Now, serving as a leading spokesman for the tobacco industry, contesting the relationship between smoking and cancer is quite reprehensible but…this is a teaching moment. Instead of burying history here, why not put up a big plaque, detailing what this guy did?
It is very, very, important to smash into people’s heads as often as possible the following concept: big money can easily corrupt science. Very few people know just how long it took, how hard the fight was, to finally convince the American public/government that smoking was dangerous, despite the fact that doctors “strongly suspected” the relationship starting in the 19th century. Doctors who spoke out publicly were considered crackpots, because all the “scientific” studies said smoking was harmless.
Please keep this in mind when the mainstream media screams at you that “there’s no relationship between autism and vaccines.” Lots of people believe there’s no relationship because of this screaming but…educated people know it took decades before the completely obvious relationship between smoking and cancer could finally be acknowledged, because for decades the media kept telling the public, through figureheads like Little, that there was no relationship at all.
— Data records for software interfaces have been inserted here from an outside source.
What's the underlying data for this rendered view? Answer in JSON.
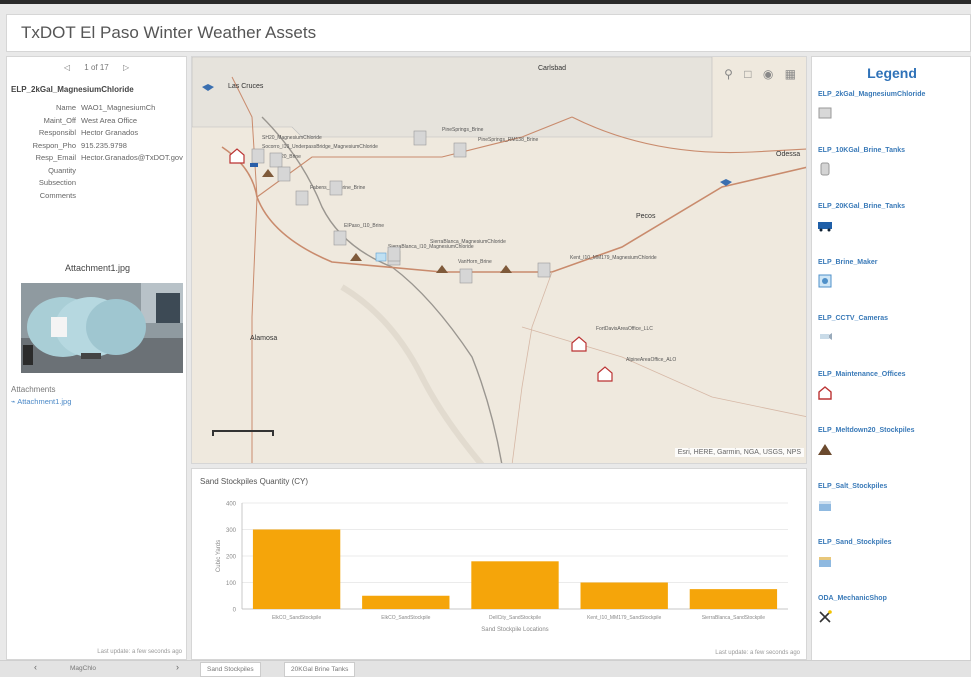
{
  "app": {
    "title": "TxDOT El Paso Winter Weather Assets"
  },
  "details": {
    "pager": {
      "prev": "◁",
      "text": "1 of 17",
      "next": "▷"
    },
    "feature_title": "ELP_2kGal_MagnesiumChloride",
    "attributes": [
      {
        "key": "Name",
        "value": "WAO1_MagnesiumCh"
      },
      {
        "key": "Maint_Off",
        "value": "West Area Office"
      },
      {
        "key": "Responsibl",
        "value": "Hector Granados"
      },
      {
        "key": "Respon_Pho",
        "value": "915.235.9798"
      },
      {
        "key": "Resp_Email",
        "value": "Hector.Granados@TxDOT.gov"
      },
      {
        "key": "Quantity",
        "value": ""
      },
      {
        "key": "Subsection",
        "value": ""
      },
      {
        "key": "Comments",
        "value": ""
      }
    ],
    "attachment_title": "Attachment1.jpg",
    "attachments_label": "Attachments",
    "attachment_link": "Attachment1.jpg",
    "last_update": "Last update: a few seconds ago"
  },
  "map": {
    "tools": [
      "search-icon",
      "square-icon",
      "globe-icon",
      "grid-icon"
    ],
    "attribution": "Esri, HERE, Garmin, NGA, USGS, NPS",
    "cities": [
      "Las Cruces",
      "Carlsbad",
      "Odessa",
      "Pecos",
      "Alamosa"
    ],
    "markers": [
      {
        "label": "SH20_MagnesiumChloride",
        "icon": "tank"
      },
      {
        "label": "Socorro_I10_UnderpassBridge_MagnesiumChloride",
        "icon": "tank"
      },
      {
        "label": "SH20_Brine",
        "icon": "tank"
      },
      {
        "label": "Fabens_I10_Brine_Brine",
        "icon": "tank"
      },
      {
        "label": "ElPaso_I10_Brine",
        "icon": "tank"
      },
      {
        "label": "SierraBlanca_I10_MagnesiumChloride",
        "icon": "tank"
      },
      {
        "label": "SierraBlanca_MagnesiumChloride",
        "icon": "tank"
      },
      {
        "label": "VanHorn_Brine",
        "icon": "tank"
      },
      {
        "label": "Kent_I10_MM179_MagnesiumChloride",
        "icon": "tank"
      },
      {
        "label": "FortDavisAreaOffice_LLC",
        "icon": "office"
      },
      {
        "label": "AlpineAreaOffice_ALO",
        "icon": "office"
      },
      {
        "label": "PineSprings_Brine",
        "icon": "tank"
      },
      {
        "label": "PineSprings_RM138_Brine",
        "icon": "tank"
      }
    ]
  },
  "chart_panel": {
    "last_update": "Last update: a few seconds ago"
  },
  "chart_data": {
    "type": "bar",
    "title": "Sand Stockpiles Quantity (CY)",
    "xlabel": "Sand Stockpile Locations",
    "ylabel": "Cubic Yards",
    "categories": [
      "ElkCO_SandStockpile",
      "ElkCO_SandStockpile",
      "DellCity_SandStockpile",
      "Kent_I10_MM179_SandStockpile",
      "SierraBlanca_SandStockpile"
    ],
    "values": [
      300,
      50,
      180,
      100,
      75
    ],
    "ylim": [
      0,
      400
    ],
    "yticks": [
      0,
      100,
      200,
      300,
      400
    ],
    "color": "#f5a50a",
    "grid": true
  },
  "legend": {
    "title": "Legend",
    "items": [
      {
        "name": "ELP_2kGal_MagnesiumChloride",
        "icon": "gray-tank-icon"
      },
      {
        "name": "ELP_10KGal_Brine_Tanks",
        "icon": "gray-cylinder-icon"
      },
      {
        "name": "ELP_20KGal_Brine_Tanks",
        "icon": "blue-truck-icon"
      },
      {
        "name": "ELP_Brine_Maker",
        "icon": "brine-maker-icon"
      },
      {
        "name": "ELP_CCTV_Cameras",
        "icon": "camera-icon"
      },
      {
        "name": "ELP_Maintenance_Offices",
        "icon": "office-icon"
      },
      {
        "name": "ELP_Meltdown20_Stockpiles",
        "icon": "mound-icon"
      },
      {
        "name": "ELP_Salt_Stockpiles",
        "icon": "salt-icon"
      },
      {
        "name": "ELP_Sand_Stockpiles",
        "icon": "sand-icon"
      },
      {
        "name": "ODA_MechanicShop",
        "icon": "wrench-icon"
      }
    ]
  },
  "bottom": {
    "nav_left": "‹",
    "nav_right": "›",
    "left_tab": "MagChlo",
    "tabs": [
      "Sand Stockpiles",
      "20KGal Brine Tanks"
    ]
  }
}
Similarly, there’s big money in the global warming “science”…but let’s get back on point for today’s topic.
So, absolutely he was a monster whose actions got many people killed. Let’s not bury that information, but instead help to inform people that, at one point in time, his actions were considered honorable.
Let’s look at the other racist building being attacked:
Alexander Winchell, who in the late 19th century was a professor of physics, civil engineering, geology and paleontology. His 1880 book, Preadamites, or a Demonstration of the Existence of Men Before Adam, is considered to be full of racist ideas and is typically cited these days only by those who advocate racism…
--note that not only the man, but anyone who ever cited the man, is being targeted here.
This action is even more reprehensible. Let’s take it as an axiom that this scholar wrote a book and that his beliefs were totally, fundamentally wrong…but he still got the building named after him for his scholarly work.
This one book wasn’t the only thing he did.
Plato is one of the humanity’s greatest minds. He believed that all matter was composed of four elements, and by “element” I mean in the ancient sense: air, earth, fire, and water.
Now, this is patently, obviously wrong. Colossally wrong, even. Should we now destroy every statue of Plato, and remove all of his books from human consideration for this grotesquely inaccurate version of reality? Of course not, and that’s the heart of the problem here.
So this guy wrote a terrible book, used by people other people don’t like. You don’t destroy a scholar for having one wrong belief, or for making one mistake (particularly when there’s no evidence it killed anyone). But, this guy was targeted, all his work in engineering and geology and other fields is now determined to be meaningless because of something else he said.
This is no false outrage on my part here. Communism was a huge crime against humanity, causing over a 100,000,000 deaths in the 20th century alone. I’m still not calling for statues of Marx to be taken down, or for his books to never be read again. He was a monster, and his monstrous ideas need to be preserved, so that we do not forget monsters exist.
In a similar vein, the above targets should not be punished for their mistakes, particularly when you put their “racist” views in context. We have Leftist racists running many of our campuses today, and I find it very likely that, at some point in the future, their incredible evil will be cast out…when this happens, if they have buildings and statues named after them, let those remain.
But put a plaque next to those honors, listing the evil of their Progressive beliefs in detail. The children of tomorrow have a right to know the monsters on our campuses today really existed.